We have carefully considered the briefs and oral arguments of the parties, as well as the record on appeal and applicable law. Sugar Top has failed to persuade us that its claims arising out of the original design and construction are still viable in view of the six-year statute of repose. Sugar Top, moreover, has not demonstrated that Stevens either agreed--or had a continuing duty--to inspect and correct its design specifications after the termination of its professional services. See Clouse v. Gordon, 445 S.E.2d 428, 433 (N.C.Ct.App.1994) (" [T]he law is such that 'mere inaction does not constitute negligence in the absence of a duty to act.' ") (quoting 65 C.J.S. Negligence § 18). Turning to the claim against Batson-Cook, we find that although it owed Sugar Top the duty to exercise ordinary care in the performance of the repairs that it undertook, see Abner Corp. v. City Roofing & Sheetmetal Co., 326 S.E.2d 632, 633 (N.C.Ct.App.1985), Batson-Cook fulfilled that duty. The engineering firm retained by Sugar Top reported that Batson-Cook's repairs were proper, and the firm's materials engineer further testified that those repairs conformed to Stevens's design specifications, thus insulating Batson-Cook from liability. See Burke County Pub. Sch. Bd. of Educ. v. Juno Constr. Corp., 273 S.E.2d 504, 506-07 (N.C.Ct.App.1981) (holding that general contractor is not liable for construction defects so long as it complied with the plans and specifications of the architect retained by the owner). To the extent that Sugar Top contends that Batson-Cook was negligent in restoring the balconies to their original condition, Sugar Top's claims arise out of the original design and construction, and thus they are time-barred.
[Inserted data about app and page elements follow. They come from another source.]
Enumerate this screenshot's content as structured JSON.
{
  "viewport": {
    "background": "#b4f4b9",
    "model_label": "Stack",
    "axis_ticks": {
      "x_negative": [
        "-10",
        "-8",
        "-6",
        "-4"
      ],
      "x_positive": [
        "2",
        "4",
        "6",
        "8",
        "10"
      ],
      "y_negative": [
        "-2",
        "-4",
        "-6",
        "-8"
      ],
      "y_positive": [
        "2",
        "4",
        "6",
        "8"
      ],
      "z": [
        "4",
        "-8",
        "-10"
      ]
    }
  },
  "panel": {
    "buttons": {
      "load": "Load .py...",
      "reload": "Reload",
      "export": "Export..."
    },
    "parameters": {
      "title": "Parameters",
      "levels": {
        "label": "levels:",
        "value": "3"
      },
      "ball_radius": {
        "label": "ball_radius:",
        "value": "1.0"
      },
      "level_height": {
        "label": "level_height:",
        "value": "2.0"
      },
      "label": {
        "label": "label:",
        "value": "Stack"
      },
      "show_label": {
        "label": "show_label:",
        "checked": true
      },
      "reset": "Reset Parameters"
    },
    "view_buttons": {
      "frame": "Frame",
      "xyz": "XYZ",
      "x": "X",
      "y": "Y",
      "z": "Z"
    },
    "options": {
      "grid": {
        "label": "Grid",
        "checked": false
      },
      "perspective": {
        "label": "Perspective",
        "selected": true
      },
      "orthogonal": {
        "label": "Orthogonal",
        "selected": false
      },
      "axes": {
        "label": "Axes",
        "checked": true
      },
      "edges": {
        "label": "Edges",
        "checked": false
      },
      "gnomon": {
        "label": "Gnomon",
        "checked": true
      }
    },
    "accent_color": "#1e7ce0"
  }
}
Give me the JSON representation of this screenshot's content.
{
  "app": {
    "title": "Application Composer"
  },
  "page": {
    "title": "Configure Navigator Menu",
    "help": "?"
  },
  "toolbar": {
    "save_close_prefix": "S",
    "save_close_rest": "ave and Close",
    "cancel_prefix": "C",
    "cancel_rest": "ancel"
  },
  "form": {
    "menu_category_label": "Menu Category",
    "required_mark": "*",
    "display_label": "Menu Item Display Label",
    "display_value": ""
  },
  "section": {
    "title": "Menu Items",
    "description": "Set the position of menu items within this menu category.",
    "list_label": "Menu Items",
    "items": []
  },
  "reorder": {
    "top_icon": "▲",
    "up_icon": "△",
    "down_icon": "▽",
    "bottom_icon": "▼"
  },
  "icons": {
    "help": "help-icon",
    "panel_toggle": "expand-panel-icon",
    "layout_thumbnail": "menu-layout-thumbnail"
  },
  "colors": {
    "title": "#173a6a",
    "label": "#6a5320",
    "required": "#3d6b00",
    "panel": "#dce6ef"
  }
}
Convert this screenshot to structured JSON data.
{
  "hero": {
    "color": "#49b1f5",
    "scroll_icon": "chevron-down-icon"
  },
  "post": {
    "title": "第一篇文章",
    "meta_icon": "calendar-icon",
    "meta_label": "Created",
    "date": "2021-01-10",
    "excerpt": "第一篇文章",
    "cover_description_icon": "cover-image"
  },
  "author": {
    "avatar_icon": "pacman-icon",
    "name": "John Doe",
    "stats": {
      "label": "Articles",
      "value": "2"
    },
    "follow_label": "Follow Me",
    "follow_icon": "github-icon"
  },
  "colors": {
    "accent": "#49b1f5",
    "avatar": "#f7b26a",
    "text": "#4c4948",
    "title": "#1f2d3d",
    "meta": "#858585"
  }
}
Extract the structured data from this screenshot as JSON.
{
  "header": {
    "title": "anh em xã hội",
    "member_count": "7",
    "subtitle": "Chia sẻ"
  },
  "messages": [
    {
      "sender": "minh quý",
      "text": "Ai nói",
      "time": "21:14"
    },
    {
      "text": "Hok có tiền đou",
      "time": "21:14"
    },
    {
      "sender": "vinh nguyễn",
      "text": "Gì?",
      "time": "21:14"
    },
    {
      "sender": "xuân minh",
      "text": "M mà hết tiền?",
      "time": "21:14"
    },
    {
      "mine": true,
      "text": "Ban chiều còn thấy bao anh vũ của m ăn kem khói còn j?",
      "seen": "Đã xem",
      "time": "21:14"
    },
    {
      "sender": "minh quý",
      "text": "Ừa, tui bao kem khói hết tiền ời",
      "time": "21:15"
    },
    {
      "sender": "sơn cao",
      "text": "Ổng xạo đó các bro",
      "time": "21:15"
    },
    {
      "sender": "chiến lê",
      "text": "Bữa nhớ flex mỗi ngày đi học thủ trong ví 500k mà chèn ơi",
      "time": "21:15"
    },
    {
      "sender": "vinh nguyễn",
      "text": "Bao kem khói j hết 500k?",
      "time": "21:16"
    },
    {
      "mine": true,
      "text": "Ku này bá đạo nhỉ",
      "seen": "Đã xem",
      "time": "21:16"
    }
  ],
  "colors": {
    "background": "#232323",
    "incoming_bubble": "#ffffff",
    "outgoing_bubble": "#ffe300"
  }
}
For these reasons, we find no reversible error in the magistrate judge's memorandum of decision and accordingly affirm.